I’ll never forget when my strong-willed, 3-year-old son Nate would not get dressed for preschool. It was a fight. Every. Single. Morning. At that time, we were living in a high-rise apartment in Japan, and the school was literally on the first floor. One day my wise friend Susan, who had two older very well-behaved, blossoming daughters, looked at me with the most obvious grin and offered some seasoned advice. “Just let him go in his pajamas,” she said casually. “He’ll only go once!” The next day I tried the new tactic on my tiny terror. As our daily battle began to brew I responded calmly, “Let’s go,” and headed out the door. Puzzled he followed shoeless in his footed pajamas until we got to the elevator. When the doors opened and I stepped forward to board, he quickly scurried away to change.
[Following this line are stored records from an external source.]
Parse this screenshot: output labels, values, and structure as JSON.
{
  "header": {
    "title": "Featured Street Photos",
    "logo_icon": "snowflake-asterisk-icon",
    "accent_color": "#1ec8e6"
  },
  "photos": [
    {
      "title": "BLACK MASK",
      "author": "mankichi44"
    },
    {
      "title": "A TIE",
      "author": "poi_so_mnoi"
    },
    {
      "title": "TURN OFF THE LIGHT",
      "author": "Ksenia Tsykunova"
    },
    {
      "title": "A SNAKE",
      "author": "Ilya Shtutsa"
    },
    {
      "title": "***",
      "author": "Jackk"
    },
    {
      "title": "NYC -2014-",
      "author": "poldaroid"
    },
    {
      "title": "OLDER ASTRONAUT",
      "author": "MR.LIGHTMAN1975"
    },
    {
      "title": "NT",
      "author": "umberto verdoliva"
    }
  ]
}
I smiled as I confidently headed back to the apartment. No 3-year-old would take me down!
That was 20 years ago. And as I reflect now I know for certain that I could not have survived motherhood’s struggles on my own. God has graced me at every stage with wonderful friends who have supported and loved me, but also sometimes gently rebuked me. They have been Jesus with skin on -- making His presence known when I needed it the most. And they keep coming! Just in the last year I have formed deep friendships with new sisters in Christ through my church, Traders Point, and also the Indianapolis Great Banquet community.
And so this week, I say “Thank You” not only to my mother who brought me into this life but also to the incredible friends and family members who have helped sustain it. I am grateful to God for each and every one of you and am blessed to be with you as we continue to face the challenges motherhood brings -- together.
"In this world, you will have trouble. But take heart! I have overcome this world.” (John 16:33)
A night out with some of the members of my Traders Point small group.